It your home ready? Do you have a ready supply of food, water, first aid supplies, radio, batteries, and flashlights? Have you thought about making your home safe by doing Such things as bolting the building to the foundation, securing heavy objects, and finding out where the gas turns off? Have you talked to your family about where you will all meet if there is an earthquake?
If you haven't done these things, then its about time that you did. These are all things that are easy to do and, if done right, will make the time after the earthquake easier to deal with.
There are some other things that are necessary. These include having a sufficient supply of your prescription on hand, knowing how to react, and then rehearsing with your family to make sure that everyone knows what to do.
The chances are about four to one that you won't be either at home or at work. The odds are really against you and your family being together, so the issue of having a designated meeting place is very important. However, you must be aware that when you get there, the other members of your family won't be there, so leave a note and get on with what you have to do.
The same issues hold true in the work place. However, here it is far more complicated. If you are the building owner, then you hold your own survival in your own hands. If you are not the owner, and most are not, then the matter becomes somewhat different.
of all, you need to be sure that your own area is made as safe as possible.
Just like at home, secure heavy objects, have a supply of food and water,
radio, batteries, and a flashlight and, most important, know how to react
and have an evacuation plan. Make sure that your plan will let you be sure
that your building is up to code, not just the building code, but the seismic
provisions of the code. This may not always be either financially or physically
possible. However, your long-
Don't forget your elevator. The chances are pretty good that someone will be stuck in it if the earthquake occurs in the daytime. But, don't rely on this, check it anyway. I can't imagine much worse than being stuck in one for two or three days. This should be part of your evacuation plan.
You also need to have a plan for your employees. They need to know what is expected of them, where to report to work if their normal place is damaged, and what they are expected to do. my own employees are allowed to go home if they feel they need to and they can get there. Then, of course, they are urged to return to work after they have made sure that their families are provided for. An employee that is overly concerned about his or her family is not worth much in trying to deal with a crisis situation. One thing you have to realize is that most will stick with you or will come back immediately. So don't overly concern yourself with this issue. One thing to be sure of, however, is that those that are essential or have essential duties are covered. During the last earthquake, a building engineer ran out of the building right after the earthquake and has not been seen since. Aside from the humor of the situation, the owner had to make sure that his responsibilities were taken care of.
The City will not be able to inspect all of the private buildings immediately after the earthquake. Emergency response buildings, hospitals, and mass care centers will get first priority treatment. After them, we will look at buildings that are visibly damaged.

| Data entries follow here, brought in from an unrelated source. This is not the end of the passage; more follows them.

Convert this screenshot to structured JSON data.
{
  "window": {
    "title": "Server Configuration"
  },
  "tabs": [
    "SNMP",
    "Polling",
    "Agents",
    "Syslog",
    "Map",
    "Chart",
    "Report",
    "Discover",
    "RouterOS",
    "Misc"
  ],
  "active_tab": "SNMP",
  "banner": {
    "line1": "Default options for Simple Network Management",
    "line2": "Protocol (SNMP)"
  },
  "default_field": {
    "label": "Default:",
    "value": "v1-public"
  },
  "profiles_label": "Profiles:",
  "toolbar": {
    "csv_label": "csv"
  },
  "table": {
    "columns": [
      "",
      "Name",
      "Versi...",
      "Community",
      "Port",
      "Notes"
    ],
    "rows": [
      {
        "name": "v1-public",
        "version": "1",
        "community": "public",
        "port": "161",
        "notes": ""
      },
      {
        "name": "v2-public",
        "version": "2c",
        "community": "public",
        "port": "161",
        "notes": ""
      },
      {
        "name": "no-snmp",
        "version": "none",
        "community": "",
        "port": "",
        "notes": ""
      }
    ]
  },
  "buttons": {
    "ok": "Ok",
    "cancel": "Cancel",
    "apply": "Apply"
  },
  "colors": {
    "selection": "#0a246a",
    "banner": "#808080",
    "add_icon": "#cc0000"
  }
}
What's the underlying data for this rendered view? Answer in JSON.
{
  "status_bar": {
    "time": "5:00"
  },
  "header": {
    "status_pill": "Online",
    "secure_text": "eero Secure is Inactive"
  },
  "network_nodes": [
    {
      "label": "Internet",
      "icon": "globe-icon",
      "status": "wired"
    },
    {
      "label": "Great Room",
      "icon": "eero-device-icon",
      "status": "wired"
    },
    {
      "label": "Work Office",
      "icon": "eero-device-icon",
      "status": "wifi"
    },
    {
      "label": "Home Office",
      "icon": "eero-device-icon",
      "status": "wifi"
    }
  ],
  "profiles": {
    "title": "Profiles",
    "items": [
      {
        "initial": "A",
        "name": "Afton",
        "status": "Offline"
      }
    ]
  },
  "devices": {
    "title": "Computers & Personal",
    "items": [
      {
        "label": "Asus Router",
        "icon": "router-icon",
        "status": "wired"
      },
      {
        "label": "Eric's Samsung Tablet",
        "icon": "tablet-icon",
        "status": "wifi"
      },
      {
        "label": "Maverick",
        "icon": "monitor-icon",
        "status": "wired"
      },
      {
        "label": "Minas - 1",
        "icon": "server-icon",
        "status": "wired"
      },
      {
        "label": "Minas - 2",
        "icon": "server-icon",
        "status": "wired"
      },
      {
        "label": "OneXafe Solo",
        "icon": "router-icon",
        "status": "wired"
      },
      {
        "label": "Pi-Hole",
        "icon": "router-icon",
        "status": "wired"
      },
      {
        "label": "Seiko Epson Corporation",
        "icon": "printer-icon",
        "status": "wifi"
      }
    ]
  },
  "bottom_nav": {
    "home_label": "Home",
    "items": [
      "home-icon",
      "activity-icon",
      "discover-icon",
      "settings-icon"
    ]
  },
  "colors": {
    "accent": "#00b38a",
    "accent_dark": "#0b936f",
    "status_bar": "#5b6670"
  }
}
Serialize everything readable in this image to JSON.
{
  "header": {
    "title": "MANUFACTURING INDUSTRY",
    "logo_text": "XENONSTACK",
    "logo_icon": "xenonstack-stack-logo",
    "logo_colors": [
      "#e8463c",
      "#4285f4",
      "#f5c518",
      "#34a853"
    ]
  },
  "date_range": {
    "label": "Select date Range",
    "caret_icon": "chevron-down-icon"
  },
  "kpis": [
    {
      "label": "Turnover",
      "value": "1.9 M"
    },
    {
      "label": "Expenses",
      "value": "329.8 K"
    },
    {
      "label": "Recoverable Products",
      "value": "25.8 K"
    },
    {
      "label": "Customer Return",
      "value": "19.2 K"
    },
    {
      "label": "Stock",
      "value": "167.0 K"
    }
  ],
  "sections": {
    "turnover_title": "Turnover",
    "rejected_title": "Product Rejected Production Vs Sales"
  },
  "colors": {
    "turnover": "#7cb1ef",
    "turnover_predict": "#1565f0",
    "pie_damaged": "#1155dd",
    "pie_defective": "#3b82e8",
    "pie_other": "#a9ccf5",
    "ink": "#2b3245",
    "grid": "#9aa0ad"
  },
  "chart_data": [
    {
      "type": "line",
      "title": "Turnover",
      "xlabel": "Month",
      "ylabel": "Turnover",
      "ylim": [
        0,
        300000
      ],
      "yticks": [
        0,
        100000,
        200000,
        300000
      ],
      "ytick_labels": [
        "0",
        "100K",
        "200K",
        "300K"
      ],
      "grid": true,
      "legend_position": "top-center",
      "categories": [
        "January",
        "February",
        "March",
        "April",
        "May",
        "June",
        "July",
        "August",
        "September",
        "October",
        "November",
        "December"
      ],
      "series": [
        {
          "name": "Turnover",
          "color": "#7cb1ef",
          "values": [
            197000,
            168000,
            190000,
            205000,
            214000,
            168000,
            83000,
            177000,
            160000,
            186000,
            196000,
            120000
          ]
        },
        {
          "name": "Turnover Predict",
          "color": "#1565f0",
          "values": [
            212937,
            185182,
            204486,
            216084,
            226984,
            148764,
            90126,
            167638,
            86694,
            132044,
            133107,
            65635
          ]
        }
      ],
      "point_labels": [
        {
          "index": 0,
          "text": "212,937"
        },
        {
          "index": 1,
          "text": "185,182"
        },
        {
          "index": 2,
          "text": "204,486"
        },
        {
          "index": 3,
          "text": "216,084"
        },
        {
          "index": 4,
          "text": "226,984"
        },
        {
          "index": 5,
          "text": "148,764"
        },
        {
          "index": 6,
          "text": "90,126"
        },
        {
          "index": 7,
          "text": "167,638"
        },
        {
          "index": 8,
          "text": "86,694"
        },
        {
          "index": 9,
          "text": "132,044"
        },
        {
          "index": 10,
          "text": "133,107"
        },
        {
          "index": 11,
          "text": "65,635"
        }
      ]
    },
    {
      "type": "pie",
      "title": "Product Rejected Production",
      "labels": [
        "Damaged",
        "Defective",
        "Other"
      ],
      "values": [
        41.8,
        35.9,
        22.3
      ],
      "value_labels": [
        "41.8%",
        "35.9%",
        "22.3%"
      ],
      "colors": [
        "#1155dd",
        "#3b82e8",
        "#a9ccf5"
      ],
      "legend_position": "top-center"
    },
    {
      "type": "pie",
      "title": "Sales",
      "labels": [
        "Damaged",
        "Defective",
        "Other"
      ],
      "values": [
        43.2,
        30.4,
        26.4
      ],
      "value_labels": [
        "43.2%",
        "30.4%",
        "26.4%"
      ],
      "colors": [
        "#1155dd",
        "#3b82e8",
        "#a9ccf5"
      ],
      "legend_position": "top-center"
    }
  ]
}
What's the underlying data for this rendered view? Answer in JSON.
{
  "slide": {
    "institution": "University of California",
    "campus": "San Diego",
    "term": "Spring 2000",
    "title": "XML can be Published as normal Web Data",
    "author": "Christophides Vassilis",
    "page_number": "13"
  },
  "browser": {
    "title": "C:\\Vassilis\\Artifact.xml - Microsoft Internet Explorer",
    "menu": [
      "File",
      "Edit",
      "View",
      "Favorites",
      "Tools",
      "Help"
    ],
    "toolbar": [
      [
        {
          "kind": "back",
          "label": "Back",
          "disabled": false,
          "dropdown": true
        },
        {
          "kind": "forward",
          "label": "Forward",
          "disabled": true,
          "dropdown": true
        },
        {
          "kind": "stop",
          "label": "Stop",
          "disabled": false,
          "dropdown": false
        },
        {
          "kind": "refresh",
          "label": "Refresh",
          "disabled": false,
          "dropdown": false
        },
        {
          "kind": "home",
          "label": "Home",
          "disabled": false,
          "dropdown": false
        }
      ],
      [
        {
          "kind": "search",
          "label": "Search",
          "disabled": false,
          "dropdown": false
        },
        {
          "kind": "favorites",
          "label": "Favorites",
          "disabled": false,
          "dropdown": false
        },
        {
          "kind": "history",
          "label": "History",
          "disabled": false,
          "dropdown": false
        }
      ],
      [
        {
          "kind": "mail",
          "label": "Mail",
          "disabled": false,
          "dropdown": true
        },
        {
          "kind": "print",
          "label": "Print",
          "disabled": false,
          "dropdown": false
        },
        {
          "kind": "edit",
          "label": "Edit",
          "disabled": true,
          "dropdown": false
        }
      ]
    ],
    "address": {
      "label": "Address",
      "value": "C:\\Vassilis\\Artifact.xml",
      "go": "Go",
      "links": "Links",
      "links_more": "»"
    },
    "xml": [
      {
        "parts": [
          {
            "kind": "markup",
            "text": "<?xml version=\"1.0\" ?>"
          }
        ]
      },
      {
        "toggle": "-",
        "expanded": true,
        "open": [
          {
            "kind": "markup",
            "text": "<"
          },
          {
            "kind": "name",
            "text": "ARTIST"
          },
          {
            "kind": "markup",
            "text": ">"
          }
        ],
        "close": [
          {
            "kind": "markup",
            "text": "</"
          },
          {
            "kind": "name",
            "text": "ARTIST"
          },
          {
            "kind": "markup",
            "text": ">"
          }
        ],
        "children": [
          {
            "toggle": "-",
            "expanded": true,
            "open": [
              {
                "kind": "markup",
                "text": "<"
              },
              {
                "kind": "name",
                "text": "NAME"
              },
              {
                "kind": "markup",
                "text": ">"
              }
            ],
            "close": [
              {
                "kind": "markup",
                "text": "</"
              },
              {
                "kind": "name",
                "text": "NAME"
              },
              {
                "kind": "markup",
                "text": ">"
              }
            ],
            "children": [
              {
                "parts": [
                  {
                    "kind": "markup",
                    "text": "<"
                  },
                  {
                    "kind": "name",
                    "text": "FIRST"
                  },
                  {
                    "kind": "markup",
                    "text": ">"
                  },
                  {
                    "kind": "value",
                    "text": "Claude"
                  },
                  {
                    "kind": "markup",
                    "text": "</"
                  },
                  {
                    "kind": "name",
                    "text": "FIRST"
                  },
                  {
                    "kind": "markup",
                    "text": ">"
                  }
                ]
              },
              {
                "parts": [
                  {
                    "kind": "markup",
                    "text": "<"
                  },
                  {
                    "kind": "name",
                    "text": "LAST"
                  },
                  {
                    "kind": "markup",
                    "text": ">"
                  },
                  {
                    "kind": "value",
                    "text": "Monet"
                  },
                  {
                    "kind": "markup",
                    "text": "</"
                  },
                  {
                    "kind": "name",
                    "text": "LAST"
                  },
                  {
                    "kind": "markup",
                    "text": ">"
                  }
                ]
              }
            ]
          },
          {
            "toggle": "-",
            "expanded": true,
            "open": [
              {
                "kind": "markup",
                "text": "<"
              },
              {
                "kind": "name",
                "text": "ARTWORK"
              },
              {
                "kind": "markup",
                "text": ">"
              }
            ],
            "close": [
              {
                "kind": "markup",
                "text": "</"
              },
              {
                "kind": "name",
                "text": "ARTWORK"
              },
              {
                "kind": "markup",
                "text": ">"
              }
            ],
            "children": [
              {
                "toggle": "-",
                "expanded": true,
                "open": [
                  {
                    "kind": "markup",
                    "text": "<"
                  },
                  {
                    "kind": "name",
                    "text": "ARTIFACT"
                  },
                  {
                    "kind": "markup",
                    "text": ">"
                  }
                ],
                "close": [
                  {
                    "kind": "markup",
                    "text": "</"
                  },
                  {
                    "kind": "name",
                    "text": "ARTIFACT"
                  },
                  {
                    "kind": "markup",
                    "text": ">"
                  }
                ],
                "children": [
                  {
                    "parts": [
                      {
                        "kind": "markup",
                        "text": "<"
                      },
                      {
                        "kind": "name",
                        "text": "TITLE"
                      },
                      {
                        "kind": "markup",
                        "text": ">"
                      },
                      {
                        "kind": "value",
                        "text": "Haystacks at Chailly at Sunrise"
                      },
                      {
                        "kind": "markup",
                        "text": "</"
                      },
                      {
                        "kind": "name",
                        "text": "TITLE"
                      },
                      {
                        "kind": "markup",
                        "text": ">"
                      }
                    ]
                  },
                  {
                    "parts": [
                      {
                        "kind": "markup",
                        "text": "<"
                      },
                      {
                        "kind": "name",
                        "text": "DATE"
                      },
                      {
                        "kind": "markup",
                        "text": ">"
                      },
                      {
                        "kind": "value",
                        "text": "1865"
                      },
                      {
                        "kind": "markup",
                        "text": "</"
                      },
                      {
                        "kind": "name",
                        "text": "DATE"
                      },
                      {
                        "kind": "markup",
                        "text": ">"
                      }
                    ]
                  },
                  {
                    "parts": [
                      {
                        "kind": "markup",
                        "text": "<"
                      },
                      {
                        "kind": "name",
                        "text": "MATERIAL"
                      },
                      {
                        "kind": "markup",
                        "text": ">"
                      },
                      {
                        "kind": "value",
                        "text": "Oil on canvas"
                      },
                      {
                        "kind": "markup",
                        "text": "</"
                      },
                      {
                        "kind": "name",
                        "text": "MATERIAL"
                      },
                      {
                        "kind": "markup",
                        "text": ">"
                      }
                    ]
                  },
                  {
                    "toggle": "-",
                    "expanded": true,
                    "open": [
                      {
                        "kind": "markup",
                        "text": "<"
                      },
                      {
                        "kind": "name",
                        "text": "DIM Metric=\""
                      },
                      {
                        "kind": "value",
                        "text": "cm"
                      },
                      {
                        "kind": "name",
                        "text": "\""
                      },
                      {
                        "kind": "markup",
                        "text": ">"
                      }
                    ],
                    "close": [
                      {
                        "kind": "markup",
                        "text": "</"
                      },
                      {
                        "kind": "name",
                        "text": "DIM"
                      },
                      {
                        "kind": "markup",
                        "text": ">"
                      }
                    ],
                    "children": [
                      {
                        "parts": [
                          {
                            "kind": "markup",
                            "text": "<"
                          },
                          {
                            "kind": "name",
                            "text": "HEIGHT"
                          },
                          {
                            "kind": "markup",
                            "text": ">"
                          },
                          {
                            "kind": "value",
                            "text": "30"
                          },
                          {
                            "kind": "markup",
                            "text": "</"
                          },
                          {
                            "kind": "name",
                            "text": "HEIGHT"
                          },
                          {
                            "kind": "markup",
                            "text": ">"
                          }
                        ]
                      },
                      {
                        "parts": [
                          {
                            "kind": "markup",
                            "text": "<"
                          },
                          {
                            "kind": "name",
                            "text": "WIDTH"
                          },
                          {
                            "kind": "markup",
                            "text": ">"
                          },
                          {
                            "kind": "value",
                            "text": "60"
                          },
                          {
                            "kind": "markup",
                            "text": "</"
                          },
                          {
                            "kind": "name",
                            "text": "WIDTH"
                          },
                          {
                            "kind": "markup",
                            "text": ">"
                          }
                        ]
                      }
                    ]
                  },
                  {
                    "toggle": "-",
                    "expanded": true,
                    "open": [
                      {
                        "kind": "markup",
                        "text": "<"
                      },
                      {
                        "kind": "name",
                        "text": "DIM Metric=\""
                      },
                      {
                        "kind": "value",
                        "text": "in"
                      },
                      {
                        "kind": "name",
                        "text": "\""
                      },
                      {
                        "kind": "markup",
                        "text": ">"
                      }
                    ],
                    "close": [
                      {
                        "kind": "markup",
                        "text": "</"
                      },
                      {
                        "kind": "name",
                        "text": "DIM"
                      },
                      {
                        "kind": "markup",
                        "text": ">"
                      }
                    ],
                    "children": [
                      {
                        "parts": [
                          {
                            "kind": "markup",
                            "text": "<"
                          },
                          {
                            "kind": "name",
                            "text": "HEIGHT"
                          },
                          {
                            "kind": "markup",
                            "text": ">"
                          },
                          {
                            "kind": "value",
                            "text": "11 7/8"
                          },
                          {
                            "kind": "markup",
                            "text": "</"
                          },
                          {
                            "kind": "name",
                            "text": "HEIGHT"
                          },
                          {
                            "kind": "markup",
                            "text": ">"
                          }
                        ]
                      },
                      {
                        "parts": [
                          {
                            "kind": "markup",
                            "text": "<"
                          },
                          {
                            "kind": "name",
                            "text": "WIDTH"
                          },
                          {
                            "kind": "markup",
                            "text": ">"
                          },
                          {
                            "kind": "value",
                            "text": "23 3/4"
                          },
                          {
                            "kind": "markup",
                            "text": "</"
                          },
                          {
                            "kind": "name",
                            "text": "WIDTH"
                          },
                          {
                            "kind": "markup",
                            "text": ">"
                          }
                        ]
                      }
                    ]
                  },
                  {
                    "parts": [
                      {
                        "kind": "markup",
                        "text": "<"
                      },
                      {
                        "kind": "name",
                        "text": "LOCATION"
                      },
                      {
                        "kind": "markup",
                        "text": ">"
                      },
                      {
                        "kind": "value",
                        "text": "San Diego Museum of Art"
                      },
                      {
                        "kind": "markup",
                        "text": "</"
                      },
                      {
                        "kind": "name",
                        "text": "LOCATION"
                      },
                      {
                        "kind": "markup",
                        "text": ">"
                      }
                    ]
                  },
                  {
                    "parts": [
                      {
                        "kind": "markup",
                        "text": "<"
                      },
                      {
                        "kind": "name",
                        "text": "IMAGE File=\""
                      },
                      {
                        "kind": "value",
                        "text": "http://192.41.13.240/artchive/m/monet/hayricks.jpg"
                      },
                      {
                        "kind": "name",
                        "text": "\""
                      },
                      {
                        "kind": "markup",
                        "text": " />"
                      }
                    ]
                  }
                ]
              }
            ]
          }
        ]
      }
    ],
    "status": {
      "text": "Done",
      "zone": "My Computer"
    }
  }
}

Then, and only then, will we be able to get to the large number of private buildings in San Francisco.
After the earthquake of October 17th, we inspected over 12,000 buildings in the first two weeks. Some were inspected more than once, so you can see it will be a long time, if ever, before we get to all the buildings in the City. By the way, we had over 500 volunteer engineers to help us in our inspections last October.
There is one thing that you can do if you are a building owner.
We are making available a checklist that your engineer can use to make a quick evaluation of your building. Having and using this form should help in both the evaluation of the building and in informing your employees about what you have found out. If you are a tenant, then you may want to suggest to your landlord that he or she use this system. Ultimately, there will probably need to be a validation of the findings by the City, but this system should go a long ways toward getting back to normal.
will be posting buildings as time and conditions permit. Sometimes the
postings will change. These changes will occur because of errors made in
the initial survey, changes found once we are able to get into a building,
changing conditions caused by aftershocks, or changes caused by the condition
of a building next door. it is important that we make follow-
There is a somewhat unusual situation that will occur. Some owners and/or tenants will not report a damaged building. Maybe its fear of eviction, insurance loss, or whatever. But, some will not report damage. In the case of the last earthquake, we are still finding some damage, and I am sure we will continue to find more in the next few months. This is the same as we experienced with regard to people. Some folks just did not want to be evacuated, again out of fear of the unknown. We just had to keep looking to be sure we found them all.
think the most important thing is to make ready that which we control then
attempt to deal with those things outside of our control. But, in any case,
be sure that you have done all that you can to get "you" ready.